Your assignment
Reproduce the entries. Match every word.

Records supplied
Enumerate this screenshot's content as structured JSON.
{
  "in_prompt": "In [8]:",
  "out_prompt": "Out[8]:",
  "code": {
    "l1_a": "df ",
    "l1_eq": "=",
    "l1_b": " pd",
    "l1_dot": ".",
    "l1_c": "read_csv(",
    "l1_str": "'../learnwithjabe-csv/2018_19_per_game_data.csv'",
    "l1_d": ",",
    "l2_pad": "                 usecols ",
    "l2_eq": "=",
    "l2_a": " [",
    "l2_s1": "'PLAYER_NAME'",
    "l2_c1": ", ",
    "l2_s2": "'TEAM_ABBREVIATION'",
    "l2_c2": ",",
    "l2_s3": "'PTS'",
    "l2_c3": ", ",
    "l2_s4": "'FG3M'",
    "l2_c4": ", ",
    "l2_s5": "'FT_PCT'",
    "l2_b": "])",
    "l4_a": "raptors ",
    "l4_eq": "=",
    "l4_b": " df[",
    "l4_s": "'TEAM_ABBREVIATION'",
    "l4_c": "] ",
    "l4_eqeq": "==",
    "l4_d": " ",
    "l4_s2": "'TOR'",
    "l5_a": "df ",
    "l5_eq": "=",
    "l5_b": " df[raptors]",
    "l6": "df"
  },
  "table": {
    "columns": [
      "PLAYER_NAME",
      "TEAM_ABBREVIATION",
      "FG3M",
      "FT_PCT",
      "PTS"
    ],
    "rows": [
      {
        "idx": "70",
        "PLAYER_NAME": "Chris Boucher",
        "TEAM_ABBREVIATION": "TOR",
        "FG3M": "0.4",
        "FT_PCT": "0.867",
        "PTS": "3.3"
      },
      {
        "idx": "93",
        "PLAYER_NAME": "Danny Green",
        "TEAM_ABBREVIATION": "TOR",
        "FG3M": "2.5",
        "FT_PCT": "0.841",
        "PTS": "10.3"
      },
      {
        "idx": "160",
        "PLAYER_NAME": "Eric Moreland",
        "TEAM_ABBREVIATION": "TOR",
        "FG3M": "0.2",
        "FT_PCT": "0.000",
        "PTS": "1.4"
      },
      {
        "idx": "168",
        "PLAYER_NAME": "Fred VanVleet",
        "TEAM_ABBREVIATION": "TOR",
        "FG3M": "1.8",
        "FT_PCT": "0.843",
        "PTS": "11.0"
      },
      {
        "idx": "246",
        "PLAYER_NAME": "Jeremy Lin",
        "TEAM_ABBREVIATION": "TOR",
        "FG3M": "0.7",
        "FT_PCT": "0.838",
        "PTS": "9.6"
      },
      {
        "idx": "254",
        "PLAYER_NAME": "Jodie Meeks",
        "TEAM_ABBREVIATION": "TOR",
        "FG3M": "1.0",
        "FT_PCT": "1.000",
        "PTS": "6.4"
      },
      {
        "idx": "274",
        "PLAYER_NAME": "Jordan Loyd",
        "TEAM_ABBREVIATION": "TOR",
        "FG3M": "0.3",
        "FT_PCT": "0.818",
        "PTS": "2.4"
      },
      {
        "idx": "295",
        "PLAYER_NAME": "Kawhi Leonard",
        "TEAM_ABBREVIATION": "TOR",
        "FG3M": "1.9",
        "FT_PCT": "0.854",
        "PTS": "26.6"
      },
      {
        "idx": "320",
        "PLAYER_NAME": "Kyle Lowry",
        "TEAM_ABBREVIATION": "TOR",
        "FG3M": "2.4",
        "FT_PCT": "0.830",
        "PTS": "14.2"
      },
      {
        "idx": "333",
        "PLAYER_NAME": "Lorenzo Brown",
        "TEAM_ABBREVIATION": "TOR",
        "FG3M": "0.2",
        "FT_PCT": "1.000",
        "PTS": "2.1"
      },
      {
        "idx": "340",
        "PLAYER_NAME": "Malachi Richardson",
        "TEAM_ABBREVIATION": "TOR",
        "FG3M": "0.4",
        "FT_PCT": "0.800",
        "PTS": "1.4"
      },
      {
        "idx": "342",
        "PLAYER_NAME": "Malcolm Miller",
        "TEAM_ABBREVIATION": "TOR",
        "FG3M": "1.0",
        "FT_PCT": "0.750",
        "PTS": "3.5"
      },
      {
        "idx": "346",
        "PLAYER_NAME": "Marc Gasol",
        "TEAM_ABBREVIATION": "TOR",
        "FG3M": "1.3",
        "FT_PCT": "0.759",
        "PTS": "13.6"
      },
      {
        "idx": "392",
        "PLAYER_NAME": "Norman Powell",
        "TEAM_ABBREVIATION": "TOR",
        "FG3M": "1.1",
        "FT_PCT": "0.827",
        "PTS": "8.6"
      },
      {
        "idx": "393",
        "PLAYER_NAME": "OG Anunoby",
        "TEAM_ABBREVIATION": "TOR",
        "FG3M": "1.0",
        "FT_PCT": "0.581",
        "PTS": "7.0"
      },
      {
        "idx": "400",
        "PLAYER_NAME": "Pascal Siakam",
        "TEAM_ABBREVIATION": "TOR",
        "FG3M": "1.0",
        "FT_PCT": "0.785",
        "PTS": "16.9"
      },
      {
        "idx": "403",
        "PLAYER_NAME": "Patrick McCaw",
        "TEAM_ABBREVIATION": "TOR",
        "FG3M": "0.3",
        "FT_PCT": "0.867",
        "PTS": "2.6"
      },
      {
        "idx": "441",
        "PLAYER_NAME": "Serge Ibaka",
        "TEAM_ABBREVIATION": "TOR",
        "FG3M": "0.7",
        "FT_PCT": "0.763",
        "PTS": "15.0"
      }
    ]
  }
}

Output for this task
Enumerate this screenshot's content as structured JSON.
{
  "in_prompt": "In [8]:",
  "out_prompt": "Out[8]:",
  "code": {
    "l1_a": "df ",
    "l1_eq": "=",
    "l1_b": " pd",
    "l1_dot": ".",
    "l1_c": "read_csv(",
    "l1_str": "'../learnwithjabe-csv/2018_19_per_game_data.csv'",
    "l1_d": ",",
    "l2_pad": "                 usecols ",
    "l2_eq": "=",
    "l2_a": " [",
    "l2_s1": "'PLAYER_NAME'",
    "l2_c1": ", ",
    "l2_s2": "'TEAM_ABBREVIATION'",
    "l2_c2": ",",
    "l2_s3": "'PTS'",
    "l2_c3": ", ",
    "l2_s4": "'FG3M'",
    "l2_c4": ", ",
    "l2_s5": "'FT_PCT'",
    "l2_b": "])",
    "l4_a": "raptors ",
    "l4_eq": "=",
    "l4_b": " df[",
    "l4_s": "'TEAM_ABBREVIATION'",
    "l4_c": "] ",
    "l4_eqeq": "==",
    "l4_d": " ",
    "l4_s2": "'TOR'",
    "l5_a": "df ",
    "l5_eq": "=",
    "l5_b": " df[raptors]",
    "l6": "df"
  },
  "table": {
    "columns": [
      "PLAYER_NAME",
      "TEAM_ABBREVIATION",
      "FG3M",
      "FT_PCT",
      "PTS"
    ],
    "rows": [
      {
        "idx": "70",
        "PLAYER_NAME": "Chris Boucher",
        "TEAM_ABBREVIATION": "TOR",
        "FG3M": "0.4",
        "FT_PCT": "0.867",
        "PTS": "3.3"
      },
      {
        "idx": "93",
        "PLAYER_NAME": "Danny Green",
        "TEAM_ABBREVIATION": "TOR",
        "FG3M": "2.5",
        "FT_PCT": "0.841",
        "PTS": "10.3"
      },
      {
        "idx": "160",
        "PLAYER_NAME": "Eric Moreland",
        "TEAM_ABBREVIATION": "TOR",
        "FG3M": "0.2",
        "FT_PCT": "0.000",
        "PTS": "1.4"
      },
      {
        "idx": "168",
        "PLAYER_NAME": "Fred VanVleet",
        "TEAM_ABBREVIATION": "TOR",
        "FG3M": "1.8",
        "FT_PCT": "0.843",
        "PTS": "11.0"
      },
      {
        "idx": "246",
        "PLAYER_NAME": "Jeremy Lin",
        "TEAM_ABBREVIATION": "TOR",
        "FG3M": "0.7",
        "FT_PCT": "0.838",
        "PTS": "9.6"
      },
      {
        "idx": "254",
        "PLAYER_NAME": "Jodie Meeks",
        "TEAM_ABBREVIATION": "TOR",
        "FG3M": "1.0",
        "FT_PCT": "1.000",
        "PTS": "6.4"
      },
      {
        "idx": "274",
        "PLAYER_NAME": "Jordan Loyd",
        "TEAM_ABBREVIATION": "TOR",
        "FG3M": "0.3",
        "FT_PCT": "0.818",
        "PTS": "2.4"
      },
      {
        "idx": "295",
        "PLAYER_NAME": "Kawhi Leonard",
        "TEAM_ABBREVIATION": "TOR",
        "FG3M": "1.9",
        "FT_PCT": "0.854",
        "PTS": "26.6"
      },
      {
        "idx": "320",
        "PLAYER_NAME": "Kyle Lowry",
        "TEAM_ABBREVIATION": "TOR",
        "FG3M": "2.4",
        "FT_PCT": "0.830",
        "PTS": "14.2"
      },
      {
        "idx": "333",
        "PLAYER_NAME": "Lorenzo Brown",
        "TEAM_ABBREVIATION": "TOR",
        "FG3M": "0.2",
        "FT_PCT": "1.000",
        "PTS": "2.1"
      },
      {
        "idx": "340",
        "PLAYER_NAME": "Malachi Richardson",
        "TEAM_ABBREVIATION": "TOR",
        "FG3M": "0.4",
        "FT_PCT": "0.800",
        "PTS": "1.4"
      },
      {
        "idx": "342",
        "PLAYER_NAME": "Malcolm Miller",
        "TEAM_ABBREVIATION": "TOR",
        "FG3M": "1.0",
        "FT_PCT": "0.750",
        "PTS": "3.5"
      },
      {
        "idx": "346",
        "PLAYER_NAME": "Marc Gasol",
        "TEAM_ABBREVIATION": "TOR",
        "FG3M": "1.3",
        "FT_PCT": "0.759",
        "PTS": "13.6"
      },
      {
        "idx": "392",
        "PLAYER_NAME": "Norman Powell",
        "TEAM_ABBREVIATION": "TOR",
        "FG3M": "1.1",
        "FT_PCT": "0.827",
        "PTS": "8.6"
      },
      {
        "idx": "393",
        "PLAYER_NAME": "OG Anunoby",
        "TEAM_ABBREVIATION": "TOR",
        "FG3M": "1.0",
        "FT_PCT": "0.581",
        "PTS": "7.0"
      },
      {
        "idx": "400",
        "PLAYER_NAME": "Pascal Siakam",
        "TEAM_ABBREVIATION": "TOR",
        "FG3M": "1.0",
        "FT_PCT": "0.785",
        "PTS": "16.9"
      },
      {
        "idx": "403",
        "PLAYER_NAME": "Patrick McCaw",
        "TEAM_ABBREVIATION": "TOR",
        "FG3M": "0.3",
        "FT_PCT": "0.867",
        "PTS": "2.6"
      },
      {
        "idx": "441",
        "PLAYER_NAME": "Serge Ibaka",
        "TEAM_ABBREVIATION": "TOR",
        "FG3M": "0.7",
        "FT_PCT": "0.763",
        "PTS": "15.0"
      }
    ]
  }
}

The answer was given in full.